    Now the Supreme Court in Bazzle came up with its own, quite different default rule: “leave it to the arbitrators.” That is, if nothing is said one way or another, it is presumed that the arbitrators have the power to decide whether consolidation or classwide proceedings are permitted. If they don’t want the arbitrators to have that power, they have to expressly negate arbitral power. Justice Stevens agreed with that—that the interpretation of the agreement is for the arbitrator—and that is what Bazzle held. And this is Stolt Nielsen.

    Of course, if the contract contains an explicit provision that says, “no classwide arbitration,” and the arbitrators somehow “construe” this to mean that classwide arbitration is permitted, their “construction” will be challenged—and may be reversed for an “excess of powers” if not “manifest disregard of the contract.” That would be unlikely, given the extraordinary deference given to arbitral awards—but in any event, that is simply not Stolt Nielsen, where the arbitrators’ decision did not run afoul of any express provision.

    So what is all the kerfuffle about? I’m not being coy here, I’m really puzzled.

  2. […] imposed on parties whose contracts are silent on that point.  (Posts available here,  here, here, here, here, here, here, here and […]

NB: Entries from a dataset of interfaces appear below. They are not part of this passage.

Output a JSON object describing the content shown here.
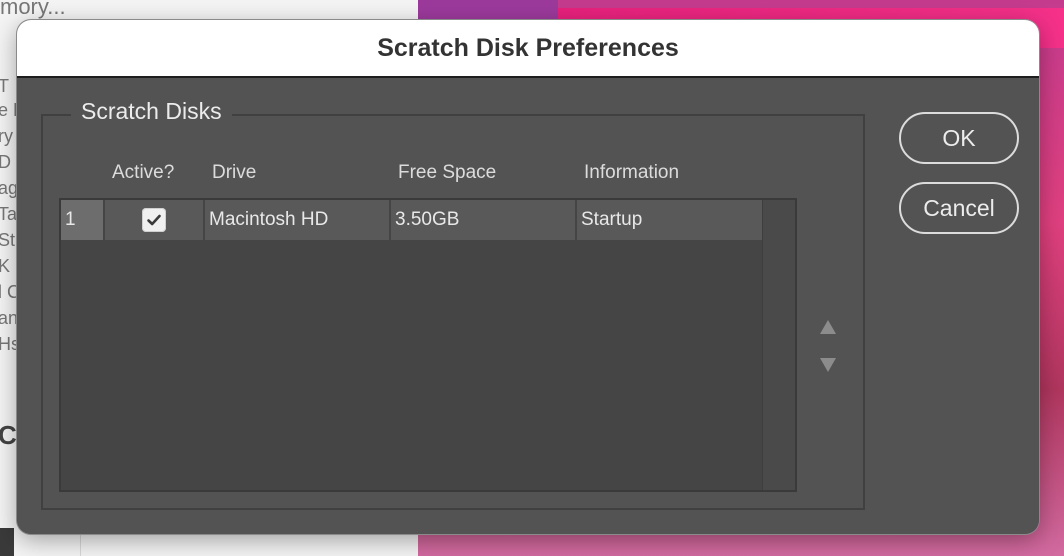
{
  "background": {
    "top_text": "mory...",
    "fragments": [
      "T",
      "e L",
      "ry",
      "D",
      "ag",
      "Ta",
      "St",
      "K",
      "l C",
      "an",
      "Hs"
    ],
    "bottom_fragment": "Cr"
  },
  "dialog": {
    "title": "Scratch Disk Preferences",
    "group_label": "Scratch Disks",
    "columns": {
      "active": "Active?",
      "drive": "Drive",
      "free_space": "Free Space",
      "information": "Information"
    },
    "rows": [
      {
        "index": "1",
        "active": true,
        "drive": "Macintosh HD",
        "free_space": "3.50GB",
        "information": "Startup"
      }
    ],
    "buttons": {
      "ok": "OK",
      "cancel": "Cancel"
    },
    "icons": {
      "move_up": "triangle-up-icon",
      "move_down": "triangle-down-icon",
      "check": "checkmark-icon"
    }
  },
  "colors": {
    "dialog_bg": "#535353",
    "titlebar_bg": "#ffffff",
    "row_bg": "#595959",
    "index_cell_bg": "#6d6d6d",
    "wallpaper": "#e0407f"
  }
}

  3. […] a series of guest-post articles for the Disputing blog.  (Posts available here,  here, here, here, here, here, here, […]